Records to process Start Marker

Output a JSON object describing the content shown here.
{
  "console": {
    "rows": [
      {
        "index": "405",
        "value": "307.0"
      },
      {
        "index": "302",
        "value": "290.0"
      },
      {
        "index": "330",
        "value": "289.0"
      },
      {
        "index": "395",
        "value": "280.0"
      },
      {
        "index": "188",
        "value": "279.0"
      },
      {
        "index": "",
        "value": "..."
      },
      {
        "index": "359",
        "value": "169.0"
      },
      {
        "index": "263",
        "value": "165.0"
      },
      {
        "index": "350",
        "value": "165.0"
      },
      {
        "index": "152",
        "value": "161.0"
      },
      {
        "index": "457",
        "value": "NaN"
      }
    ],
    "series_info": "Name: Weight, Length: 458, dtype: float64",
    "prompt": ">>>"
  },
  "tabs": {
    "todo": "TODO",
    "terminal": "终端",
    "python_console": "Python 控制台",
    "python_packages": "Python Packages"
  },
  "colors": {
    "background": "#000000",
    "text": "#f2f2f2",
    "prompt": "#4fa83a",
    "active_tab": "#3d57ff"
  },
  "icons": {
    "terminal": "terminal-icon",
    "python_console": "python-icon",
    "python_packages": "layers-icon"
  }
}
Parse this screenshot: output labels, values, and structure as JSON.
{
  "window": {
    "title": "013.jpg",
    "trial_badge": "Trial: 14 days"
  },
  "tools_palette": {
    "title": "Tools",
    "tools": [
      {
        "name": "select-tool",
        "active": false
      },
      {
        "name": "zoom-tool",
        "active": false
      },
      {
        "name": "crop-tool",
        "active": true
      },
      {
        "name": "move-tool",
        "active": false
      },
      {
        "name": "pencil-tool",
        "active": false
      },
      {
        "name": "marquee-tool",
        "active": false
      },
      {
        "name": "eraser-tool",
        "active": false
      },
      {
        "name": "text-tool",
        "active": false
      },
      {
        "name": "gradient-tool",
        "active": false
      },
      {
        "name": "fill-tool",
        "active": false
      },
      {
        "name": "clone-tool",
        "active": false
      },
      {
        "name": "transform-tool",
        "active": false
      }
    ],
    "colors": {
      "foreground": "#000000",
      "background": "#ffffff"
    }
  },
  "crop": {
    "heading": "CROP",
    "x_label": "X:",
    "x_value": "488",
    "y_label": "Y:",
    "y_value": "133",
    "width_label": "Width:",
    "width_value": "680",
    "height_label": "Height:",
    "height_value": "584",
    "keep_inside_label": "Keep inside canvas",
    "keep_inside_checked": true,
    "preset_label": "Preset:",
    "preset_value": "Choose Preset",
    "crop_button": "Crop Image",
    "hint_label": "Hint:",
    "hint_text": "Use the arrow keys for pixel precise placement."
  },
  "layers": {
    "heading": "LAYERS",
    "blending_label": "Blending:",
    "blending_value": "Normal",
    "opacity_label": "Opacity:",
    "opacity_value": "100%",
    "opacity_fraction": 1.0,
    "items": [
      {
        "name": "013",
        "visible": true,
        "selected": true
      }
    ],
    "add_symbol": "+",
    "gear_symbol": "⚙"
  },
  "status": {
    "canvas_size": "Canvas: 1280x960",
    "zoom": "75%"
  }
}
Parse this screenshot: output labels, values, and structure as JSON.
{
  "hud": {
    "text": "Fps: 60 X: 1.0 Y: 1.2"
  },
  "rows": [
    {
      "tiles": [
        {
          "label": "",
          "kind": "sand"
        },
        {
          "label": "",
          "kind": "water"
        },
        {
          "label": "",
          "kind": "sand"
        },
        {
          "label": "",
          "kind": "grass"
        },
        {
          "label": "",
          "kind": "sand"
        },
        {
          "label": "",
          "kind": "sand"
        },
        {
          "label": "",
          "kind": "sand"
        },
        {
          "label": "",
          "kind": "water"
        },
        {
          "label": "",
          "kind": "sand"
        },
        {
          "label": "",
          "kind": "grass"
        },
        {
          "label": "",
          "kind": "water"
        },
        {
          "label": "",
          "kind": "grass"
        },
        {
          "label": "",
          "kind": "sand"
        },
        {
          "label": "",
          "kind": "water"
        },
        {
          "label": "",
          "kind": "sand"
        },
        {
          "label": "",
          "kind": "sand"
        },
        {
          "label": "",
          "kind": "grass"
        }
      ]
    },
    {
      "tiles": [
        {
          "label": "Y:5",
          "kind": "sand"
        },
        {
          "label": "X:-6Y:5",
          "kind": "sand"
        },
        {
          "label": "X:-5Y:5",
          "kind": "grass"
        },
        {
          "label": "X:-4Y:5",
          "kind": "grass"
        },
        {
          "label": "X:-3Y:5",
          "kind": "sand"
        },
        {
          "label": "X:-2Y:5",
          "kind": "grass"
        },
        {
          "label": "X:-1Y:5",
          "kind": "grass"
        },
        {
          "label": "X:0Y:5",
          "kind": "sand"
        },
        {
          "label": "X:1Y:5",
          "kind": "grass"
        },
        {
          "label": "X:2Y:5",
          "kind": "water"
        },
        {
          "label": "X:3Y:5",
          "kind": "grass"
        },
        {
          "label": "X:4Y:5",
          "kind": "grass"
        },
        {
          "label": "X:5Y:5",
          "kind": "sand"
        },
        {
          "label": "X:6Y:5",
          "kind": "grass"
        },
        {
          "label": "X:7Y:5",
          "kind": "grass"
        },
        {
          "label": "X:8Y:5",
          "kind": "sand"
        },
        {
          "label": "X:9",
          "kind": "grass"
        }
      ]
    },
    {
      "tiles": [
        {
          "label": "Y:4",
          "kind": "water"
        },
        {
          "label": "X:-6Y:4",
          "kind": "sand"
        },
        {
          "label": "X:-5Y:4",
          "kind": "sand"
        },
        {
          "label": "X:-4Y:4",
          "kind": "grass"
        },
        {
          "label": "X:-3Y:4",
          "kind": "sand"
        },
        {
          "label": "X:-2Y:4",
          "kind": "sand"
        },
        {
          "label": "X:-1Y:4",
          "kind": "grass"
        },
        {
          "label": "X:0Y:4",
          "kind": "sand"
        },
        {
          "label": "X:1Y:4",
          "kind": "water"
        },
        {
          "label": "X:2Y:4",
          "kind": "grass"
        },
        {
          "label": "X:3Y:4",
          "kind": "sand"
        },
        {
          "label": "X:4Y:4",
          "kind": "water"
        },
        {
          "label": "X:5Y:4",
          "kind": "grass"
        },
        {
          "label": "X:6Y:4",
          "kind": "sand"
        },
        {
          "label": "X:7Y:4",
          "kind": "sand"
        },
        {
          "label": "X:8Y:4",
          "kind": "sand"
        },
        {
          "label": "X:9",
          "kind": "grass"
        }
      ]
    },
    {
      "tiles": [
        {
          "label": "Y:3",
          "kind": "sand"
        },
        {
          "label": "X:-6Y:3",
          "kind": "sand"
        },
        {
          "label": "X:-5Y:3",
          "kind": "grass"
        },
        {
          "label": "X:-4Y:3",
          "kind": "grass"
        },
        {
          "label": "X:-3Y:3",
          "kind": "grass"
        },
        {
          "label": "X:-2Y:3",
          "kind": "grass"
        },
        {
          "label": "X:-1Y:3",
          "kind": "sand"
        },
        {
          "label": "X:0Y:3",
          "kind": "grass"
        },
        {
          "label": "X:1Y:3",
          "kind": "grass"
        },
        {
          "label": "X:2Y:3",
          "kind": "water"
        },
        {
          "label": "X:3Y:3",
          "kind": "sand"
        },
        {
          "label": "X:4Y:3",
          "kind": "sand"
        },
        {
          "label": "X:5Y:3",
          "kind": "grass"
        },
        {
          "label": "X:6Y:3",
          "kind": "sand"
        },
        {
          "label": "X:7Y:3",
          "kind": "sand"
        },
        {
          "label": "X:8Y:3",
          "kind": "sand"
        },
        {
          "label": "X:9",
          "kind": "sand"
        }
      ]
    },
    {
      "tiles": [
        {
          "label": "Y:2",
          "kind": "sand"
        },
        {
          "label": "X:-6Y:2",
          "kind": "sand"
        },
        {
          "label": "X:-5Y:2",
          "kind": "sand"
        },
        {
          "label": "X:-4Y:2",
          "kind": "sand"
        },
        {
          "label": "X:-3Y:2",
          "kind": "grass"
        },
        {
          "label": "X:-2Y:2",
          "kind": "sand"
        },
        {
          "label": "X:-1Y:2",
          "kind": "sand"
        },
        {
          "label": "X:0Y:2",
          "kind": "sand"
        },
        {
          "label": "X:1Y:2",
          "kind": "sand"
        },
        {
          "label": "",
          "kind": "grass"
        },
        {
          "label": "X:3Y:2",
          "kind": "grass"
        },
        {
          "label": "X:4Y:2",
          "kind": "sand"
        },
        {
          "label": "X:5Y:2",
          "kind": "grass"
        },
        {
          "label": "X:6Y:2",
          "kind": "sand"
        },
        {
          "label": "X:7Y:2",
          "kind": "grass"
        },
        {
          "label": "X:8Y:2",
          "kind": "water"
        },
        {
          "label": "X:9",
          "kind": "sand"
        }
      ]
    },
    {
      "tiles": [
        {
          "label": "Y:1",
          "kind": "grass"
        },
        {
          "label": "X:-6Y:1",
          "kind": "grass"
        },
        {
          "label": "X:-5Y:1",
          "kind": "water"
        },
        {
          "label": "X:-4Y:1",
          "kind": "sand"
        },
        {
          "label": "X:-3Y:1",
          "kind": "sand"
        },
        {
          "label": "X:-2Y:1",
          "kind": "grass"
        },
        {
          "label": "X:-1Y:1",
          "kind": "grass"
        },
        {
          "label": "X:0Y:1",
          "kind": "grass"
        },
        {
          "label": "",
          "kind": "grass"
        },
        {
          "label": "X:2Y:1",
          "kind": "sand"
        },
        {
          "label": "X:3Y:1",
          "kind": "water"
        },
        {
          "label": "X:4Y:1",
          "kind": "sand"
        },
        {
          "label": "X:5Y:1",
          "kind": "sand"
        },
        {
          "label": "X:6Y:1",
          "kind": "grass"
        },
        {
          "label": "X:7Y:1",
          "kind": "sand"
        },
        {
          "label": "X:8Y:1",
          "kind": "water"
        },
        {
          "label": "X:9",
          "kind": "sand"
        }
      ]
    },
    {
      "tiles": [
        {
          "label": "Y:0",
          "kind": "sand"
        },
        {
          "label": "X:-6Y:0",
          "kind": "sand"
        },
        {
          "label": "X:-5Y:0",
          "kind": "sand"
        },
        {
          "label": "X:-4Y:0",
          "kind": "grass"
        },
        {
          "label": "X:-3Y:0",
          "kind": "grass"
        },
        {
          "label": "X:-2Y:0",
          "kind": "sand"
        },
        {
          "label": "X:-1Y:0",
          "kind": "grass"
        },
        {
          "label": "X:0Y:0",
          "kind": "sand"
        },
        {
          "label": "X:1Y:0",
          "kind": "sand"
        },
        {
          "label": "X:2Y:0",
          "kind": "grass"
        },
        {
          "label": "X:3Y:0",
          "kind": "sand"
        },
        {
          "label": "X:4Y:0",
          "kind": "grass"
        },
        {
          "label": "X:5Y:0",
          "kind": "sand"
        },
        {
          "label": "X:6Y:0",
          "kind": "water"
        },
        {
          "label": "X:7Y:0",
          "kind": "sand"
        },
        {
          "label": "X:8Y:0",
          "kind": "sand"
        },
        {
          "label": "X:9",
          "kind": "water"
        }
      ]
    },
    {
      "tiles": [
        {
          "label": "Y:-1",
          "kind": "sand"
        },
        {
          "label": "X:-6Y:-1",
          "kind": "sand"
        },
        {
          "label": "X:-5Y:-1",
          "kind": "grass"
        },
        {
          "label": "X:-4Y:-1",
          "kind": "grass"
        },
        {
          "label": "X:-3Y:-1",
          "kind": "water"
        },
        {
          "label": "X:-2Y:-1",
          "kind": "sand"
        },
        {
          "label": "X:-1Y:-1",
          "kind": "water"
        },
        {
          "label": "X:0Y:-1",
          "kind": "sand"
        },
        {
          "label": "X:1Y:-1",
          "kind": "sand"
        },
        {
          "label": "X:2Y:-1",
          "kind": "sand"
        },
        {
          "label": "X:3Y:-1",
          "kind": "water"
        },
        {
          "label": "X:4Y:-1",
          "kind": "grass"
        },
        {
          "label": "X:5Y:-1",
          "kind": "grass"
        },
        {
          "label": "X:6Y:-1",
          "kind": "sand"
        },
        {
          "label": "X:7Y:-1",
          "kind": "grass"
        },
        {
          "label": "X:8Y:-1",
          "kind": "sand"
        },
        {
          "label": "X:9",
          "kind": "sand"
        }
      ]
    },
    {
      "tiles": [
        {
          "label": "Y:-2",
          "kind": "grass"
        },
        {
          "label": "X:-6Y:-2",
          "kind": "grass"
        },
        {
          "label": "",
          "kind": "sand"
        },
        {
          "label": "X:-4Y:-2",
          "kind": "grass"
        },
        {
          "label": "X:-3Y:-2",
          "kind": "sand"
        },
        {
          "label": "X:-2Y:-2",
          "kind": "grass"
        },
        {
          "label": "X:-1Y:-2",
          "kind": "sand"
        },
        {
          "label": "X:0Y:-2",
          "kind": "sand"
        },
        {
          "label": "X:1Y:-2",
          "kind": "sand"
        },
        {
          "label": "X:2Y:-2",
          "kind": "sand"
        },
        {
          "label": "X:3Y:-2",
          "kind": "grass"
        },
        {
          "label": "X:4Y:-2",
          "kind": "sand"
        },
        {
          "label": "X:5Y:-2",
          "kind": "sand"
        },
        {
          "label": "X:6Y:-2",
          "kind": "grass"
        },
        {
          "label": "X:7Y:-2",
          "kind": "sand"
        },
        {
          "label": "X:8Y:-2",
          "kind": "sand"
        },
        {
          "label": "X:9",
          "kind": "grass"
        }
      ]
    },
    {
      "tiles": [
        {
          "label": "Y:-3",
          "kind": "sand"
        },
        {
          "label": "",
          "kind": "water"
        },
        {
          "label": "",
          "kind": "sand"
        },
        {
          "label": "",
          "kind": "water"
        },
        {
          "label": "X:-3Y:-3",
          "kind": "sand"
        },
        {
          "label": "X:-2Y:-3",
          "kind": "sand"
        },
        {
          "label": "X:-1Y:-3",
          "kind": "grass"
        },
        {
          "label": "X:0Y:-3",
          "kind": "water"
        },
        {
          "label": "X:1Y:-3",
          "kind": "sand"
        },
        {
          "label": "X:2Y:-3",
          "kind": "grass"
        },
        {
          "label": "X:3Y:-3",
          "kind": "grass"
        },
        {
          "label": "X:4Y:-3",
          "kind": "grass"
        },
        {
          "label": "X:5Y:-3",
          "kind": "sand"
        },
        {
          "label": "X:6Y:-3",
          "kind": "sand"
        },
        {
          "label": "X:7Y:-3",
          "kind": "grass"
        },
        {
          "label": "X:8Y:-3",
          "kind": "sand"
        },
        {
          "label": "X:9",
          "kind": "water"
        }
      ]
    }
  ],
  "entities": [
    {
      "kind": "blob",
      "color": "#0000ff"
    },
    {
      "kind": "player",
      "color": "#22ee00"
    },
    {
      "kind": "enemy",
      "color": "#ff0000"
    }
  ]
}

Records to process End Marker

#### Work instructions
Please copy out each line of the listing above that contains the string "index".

#### Exercise answer
        "index": "405",
        "index": "302",
        "index": "330",
        "index": "395",
        "index": "188",
        "index": "",
        "index": "359",
        "index": "263",
        "index": "350",
        "index": "152",
        "index": "457",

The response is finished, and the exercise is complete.